The rebel peers asked the Government to insert the smart ban amendment. Ministers ‘refused to compromise’ and so the rebels talked the Bill down and stopped it. The decision follows sustained coverage of the issue by the Mail.
It means the Bill can only pass if the Government allocates additional Parliamentary time – something the Department for Environment, Food and Rural Affairs, or Defra, has failed to commit to. Wildlife experts attacked the Government for the missed opportunity to address the horrors of big game hunting.

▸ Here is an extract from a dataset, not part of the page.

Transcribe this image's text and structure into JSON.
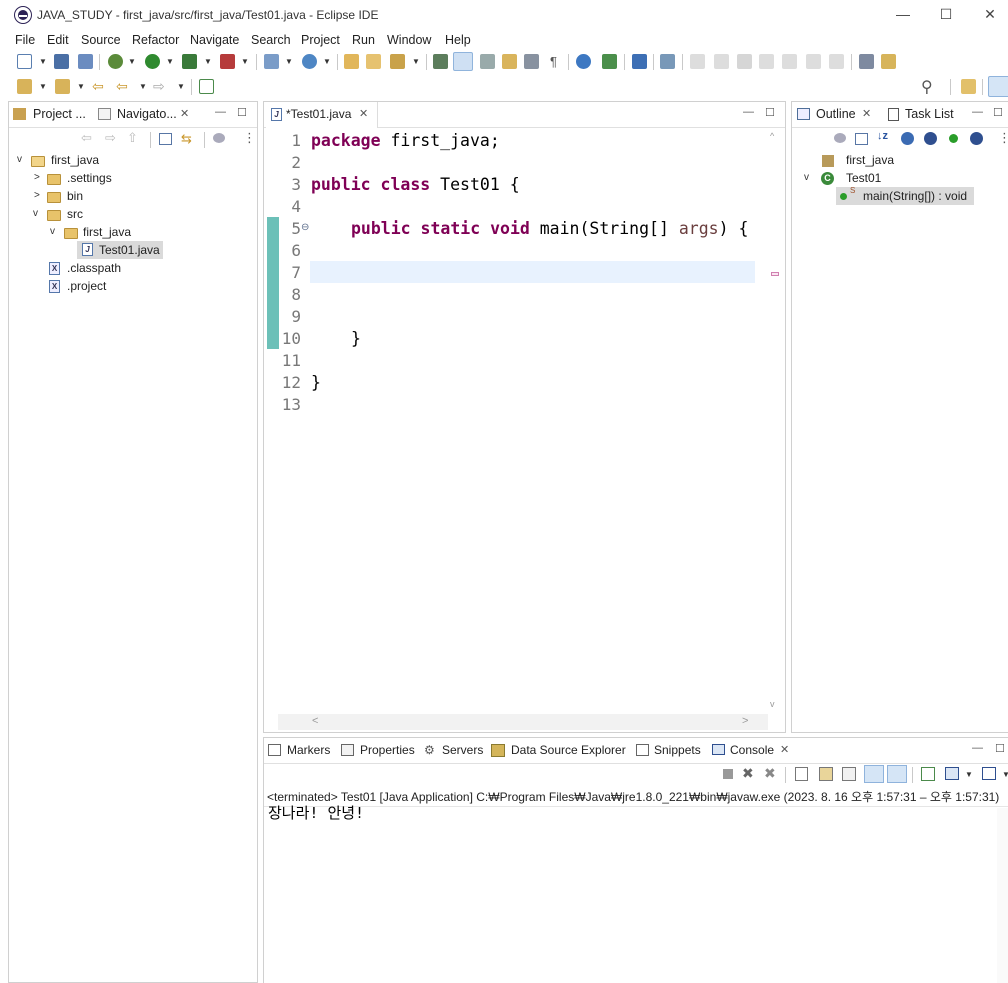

Amy Dickman, professor of wildlife conservation at Oxford University, said: ‘It’s shameful that the Government would rather this Bill fails than compromise and accept an amendment which their own advisers supported, as well as over 150 conservation experts.
‘The Government seems to have been heavily influenced by fundamentalist animal rights activists throughout this entire process.’
The High Commissioners of five African nations which are home to most of the endangered animals thanked the rebel peers for listening to their concerns.
A joint statement from Botswana, Namibia, South Africa, Zambia and Zimbabwe said: ‘We are grateful to the peers who presented well-researched arguments, based on scientific evidence, in support of our regional position.’
In March, Lineker was told to stick to football after signing a letter to The Times along with other celebrities backing a blanket ban.
He said that it would be ‘a crushing blow to democracy’ if not enough MPs turned up to pass the measure. His fellow signatories included Richard Curtis, Dame Joanna Lumley and Liam Gallagher.